By Lisa Margonelli
Until September of 2010, Pam Boucher’s life was small. Living in Brunswick, Me., a rural town of 21,000, she was dependent upon others to move. At the time, she used crutches or a walker to get around and seizures prevented her from driving. She’d get rides to medical appointments from a social service agency. Trips to buy groceries, or visit her husband in a nursing home, required the help of her adult sons or scheduling a social service staff member. A trip to the local Wal-Mart would cost $28 in taxi fees.
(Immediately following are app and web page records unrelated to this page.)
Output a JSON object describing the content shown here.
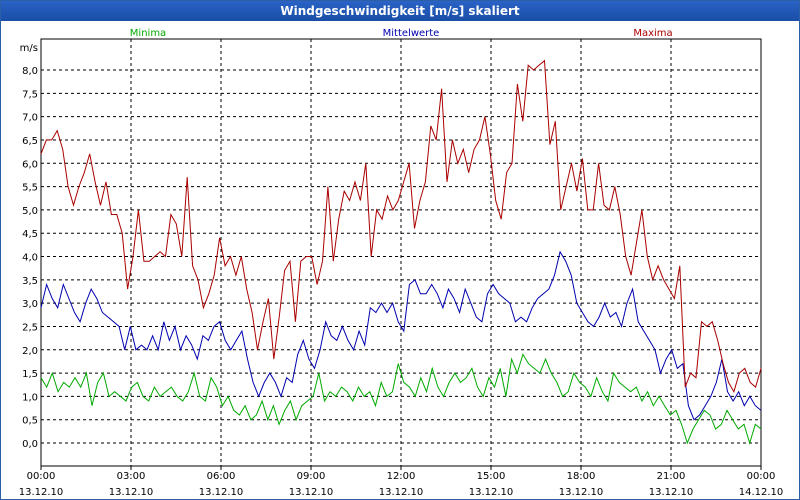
{
  "window": {
    "title": "Windgeschwindigkeit [m/s] skaliert"
  },
  "chart_data": {
    "type": "line",
    "title": "Windgeschwindigkeit [m/s] skaliert",
    "ylabel": "m/s",
    "ylim": [
      -0.2,
      8.5
    ],
    "xlim": [
      0,
      24
    ],
    "grid": true,
    "legend_position": "top",
    "y_ticks": [
      "0,0",
      "0,5",
      "1,0",
      "1,5",
      "2,0",
      "2,5",
      "3,0",
      "3,5",
      "4,0",
      "4,5",
      "5,0",
      "5,5",
      "6,0",
      "6,5",
      "7,0",
      "7,5",
      "8,0"
    ],
    "x_ticks": [
      {
        "time": "00:00",
        "date": "13.12.10"
      },
      {
        "time": "03:00",
        "date": "13.12.10"
      },
      {
        "time": "06:00",
        "date": "13.12.10"
      },
      {
        "time": "09:00",
        "date": "13.12.10"
      },
      {
        "time": "12:00",
        "date": "13.12.10"
      },
      {
        "time": "15:00",
        "date": "13.12.10"
      },
      {
        "time": "18:00",
        "date": "13.12.10"
      },
      {
        "time": "21:00",
        "date": "13.12.10"
      },
      {
        "time": "00:00",
        "date": "14.12.10"
      }
    ],
    "series": [
      {
        "name": "Minima",
        "color": "#00aa00",
        "values": [
          1.4,
          1.2,
          1.5,
          1.1,
          1.3,
          1.2,
          1.4,
          1.2,
          1.5,
          0.8,
          1.3,
          1.5,
          1.0,
          1.1,
          1.0,
          0.9,
          1.2,
          1.3,
          1.0,
          0.9,
          1.2,
          1.0,
          1.1,
          1.2,
          1.0,
          0.9,
          1.1,
          1.5,
          1.0,
          0.9,
          1.4,
          1.2,
          0.8,
          1.0,
          0.7,
          0.6,
          0.8,
          0.5,
          0.6,
          0.9,
          0.5,
          0.8,
          0.4,
          0.7,
          0.9,
          0.5,
          0.8,
          0.9,
          1.0,
          1.5,
          0.9,
          1.1,
          1.0,
          1.2,
          1.1,
          0.9,
          1.2,
          1.0,
          1.1,
          0.8,
          1.3,
          1.0,
          1.1,
          1.7,
          1.3,
          1.2,
          1.0,
          1.4,
          1.1,
          1.6,
          1.2,
          1.0,
          1.3,
          1.5,
          1.3,
          1.4,
          1.6,
          1.2,
          1.0,
          1.4,
          1.2,
          1.6,
          1.0,
          1.8,
          1.5,
          1.9,
          1.7,
          1.6,
          1.5,
          1.8,
          1.5,
          1.3,
          1.0,
          1.1,
          1.5,
          1.3,
          1.2,
          1.0,
          1.4,
          1.1,
          0.9,
          1.5,
          1.3,
          1.2,
          1.1,
          1.2,
          0.9,
          1.1,
          0.8,
          1.0,
          0.8,
          0.6,
          0.7,
          0.4,
          0.0,
          0.3,
          0.5,
          0.7,
          0.6,
          0.3,
          0.4,
          0.7,
          0.5,
          0.3,
          0.4,
          0.0,
          0.4,
          0.3
        ]
      },
      {
        "name": "Mittelwerte",
        "color": "#0000b0",
        "values": [
          2.9,
          3.4,
          3.1,
          2.9,
          3.4,
          3.1,
          2.8,
          2.6,
          3.0,
          3.3,
          3.1,
          2.8,
          2.7,
          2.6,
          2.5,
          2.0,
          2.5,
          2.0,
          2.1,
          2.0,
          2.3,
          2.0,
          2.6,
          2.2,
          2.5,
          2.0,
          2.3,
          2.1,
          1.8,
          2.3,
          2.2,
          2.5,
          2.6,
          2.2,
          2.0,
          2.2,
          2.4,
          1.8,
          1.3,
          1.0,
          1.3,
          1.5,
          1.3,
          1.0,
          1.4,
          1.3,
          1.9,
          2.2,
          1.8,
          1.6,
          2.0,
          2.6,
          2.3,
          2.2,
          2.5,
          2.2,
          2.0,
          2.4,
          2.1,
          2.9,
          2.8,
          3.0,
          2.8,
          3.0,
          2.6,
          2.4,
          3.4,
          3.5,
          3.2,
          3.2,
          3.4,
          3.2,
          2.9,
          3.3,
          3.1,
          2.8,
          3.3,
          3.0,
          2.7,
          2.6,
          3.2,
          3.4,
          3.2,
          3.1,
          3.0,
          2.6,
          2.7,
          2.6,
          2.9,
          3.1,
          3.2,
          3.3,
          3.6,
          4.1,
          3.9,
          3.6,
          3.0,
          2.8,
          2.6,
          2.5,
          2.7,
          3.0,
          2.7,
          2.8,
          2.5,
          3.0,
          3.3,
          2.6,
          2.4,
          2.2,
          2.0,
          1.5,
          1.8,
          2.0,
          1.6,
          1.7,
          0.8,
          0.5,
          0.6,
          0.8,
          1.0,
          1.3,
          1.8,
          1.1,
          0.9,
          1.1,
          0.8,
          1.0,
          0.8,
          0.7
        ]
      },
      {
        "name": "Maxima",
        "color": "#aa0000",
        "values": [
          6.2,
          6.5,
          6.5,
          6.7,
          6.3,
          5.5,
          5.1,
          5.5,
          5.8,
          6.2,
          5.6,
          5.1,
          5.6,
          4.9,
          4.9,
          4.5,
          3.3,
          4.0,
          5.0,
          3.9,
          3.9,
          4.0,
          4.1,
          4.0,
          4.9,
          4.7,
          4.0,
          5.7,
          3.8,
          3.5,
          2.9,
          3.2,
          3.6,
          4.4,
          3.8,
          4.0,
          3.6,
          4.0,
          3.3,
          2.8,
          2.0,
          2.6,
          3.1,
          1.8,
          2.7,
          3.7,
          3.9,
          2.6,
          3.9,
          4.0,
          4.0,
          3.4,
          3.9,
          5.5,
          3.9,
          4.8,
          5.4,
          5.2,
          5.6,
          5.2,
          6.0,
          4.0,
          5.0,
          4.8,
          5.3,
          5.0,
          5.2,
          5.6,
          6.0,
          4.6,
          5.2,
          5.6,
          6.8,
          6.5,
          7.6,
          5.6,
          6.5,
          6.0,
          6.3,
          5.8,
          6.3,
          6.5,
          7.0,
          6.2,
          5.2,
          4.8,
          5.8,
          6.0,
          7.7,
          6.9,
          8.1,
          8.0,
          8.1,
          8.2,
          6.4,
          6.9,
          5.0,
          5.5,
          6.0,
          5.4,
          6.1,
          5.0,
          5.0,
          6.0,
          5.1,
          5.0,
          5.5,
          4.9,
          4.0,
          3.6,
          4.3,
          5.0,
          4.0,
          3.5,
          3.8,
          3.5,
          3.3,
          3.1,
          3.8,
          1.2,
          1.5,
          1.4,
          2.6,
          2.5,
          2.6,
          2.2,
          1.7,
          1.3,
          1.1,
          1.5,
          1.6,
          1.3,
          1.2,
          1.6
        ]
      }
    ]
  }
}
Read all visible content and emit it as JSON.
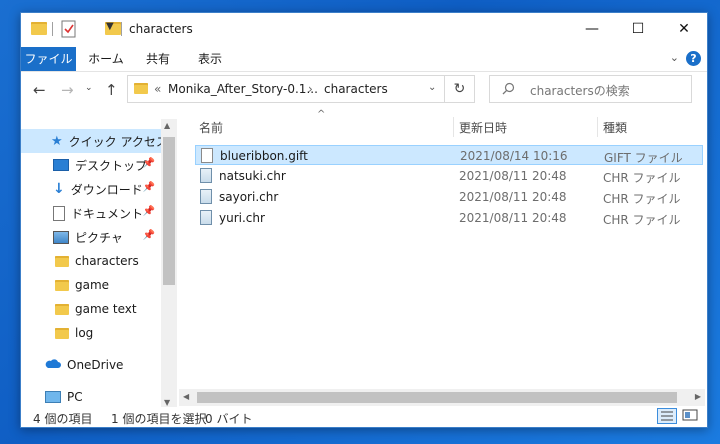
{
  "window": {
    "title": "characters",
    "controls": {
      "minimize": "—",
      "maximize": "☐",
      "close": "✕"
    }
  },
  "ribbon": {
    "tabs": [
      "ファイル",
      "ホーム",
      "共有",
      "表示"
    ],
    "help": "?"
  },
  "address": {
    "overflow": "«",
    "path": [
      "Monika_After_Story-0.1...",
      "characters"
    ],
    "separator": "›"
  },
  "search": {
    "placeholder": "charactersの検索"
  },
  "nav": {
    "quick_access": "クイック アクセス",
    "items": [
      {
        "label": "デスクトップ",
        "pinned": true,
        "icon": "desktop-icon"
      },
      {
        "label": "ダウンロード",
        "pinned": true,
        "icon": "download-icon"
      },
      {
        "label": "ドキュメント",
        "pinned": true,
        "icon": "document-icon"
      },
      {
        "label": "ピクチャ",
        "pinned": true,
        "icon": "pictures-icon"
      },
      {
        "label": "characters",
        "pinned": false,
        "icon": "folder-icon"
      },
      {
        "label": "game",
        "pinned": false,
        "icon": "folder-icon"
      },
      {
        "label": "game text",
        "pinned": false,
        "icon": "folder-icon"
      },
      {
        "label": "log",
        "pinned": false,
        "icon": "folder-icon"
      }
    ],
    "onedrive": "OneDrive",
    "pc": "PC"
  },
  "list": {
    "columns": [
      "名前",
      "更新日時",
      "種類"
    ],
    "files": [
      {
        "name": "blueribbon.gift",
        "modified": "2021/08/14 10:16",
        "type": "GIFT ファイル",
        "selected": true
      },
      {
        "name": "natsuki.chr",
        "modified": "2021/08/11 20:48",
        "type": "CHR ファイル",
        "selected": false
      },
      {
        "name": "sayori.chr",
        "modified": "2021/08/11 20:48",
        "type": "CHR ファイル",
        "selected": false
      },
      {
        "name": "yuri.chr",
        "modified": "2021/08/11 20:48",
        "type": "CHR ファイル",
        "selected": false
      }
    ]
  },
  "status": {
    "count": "4 個の項目",
    "selection": "1 個の項目を選択",
    "size": "0 バイト"
  },
  "colors": {
    "accent": "#1a6fc9",
    "selection": "#cce8ff",
    "folder": "#f2c94c"
  }
}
Socializing outside her apartment was pretty much impossible. “I was very limited,” she says.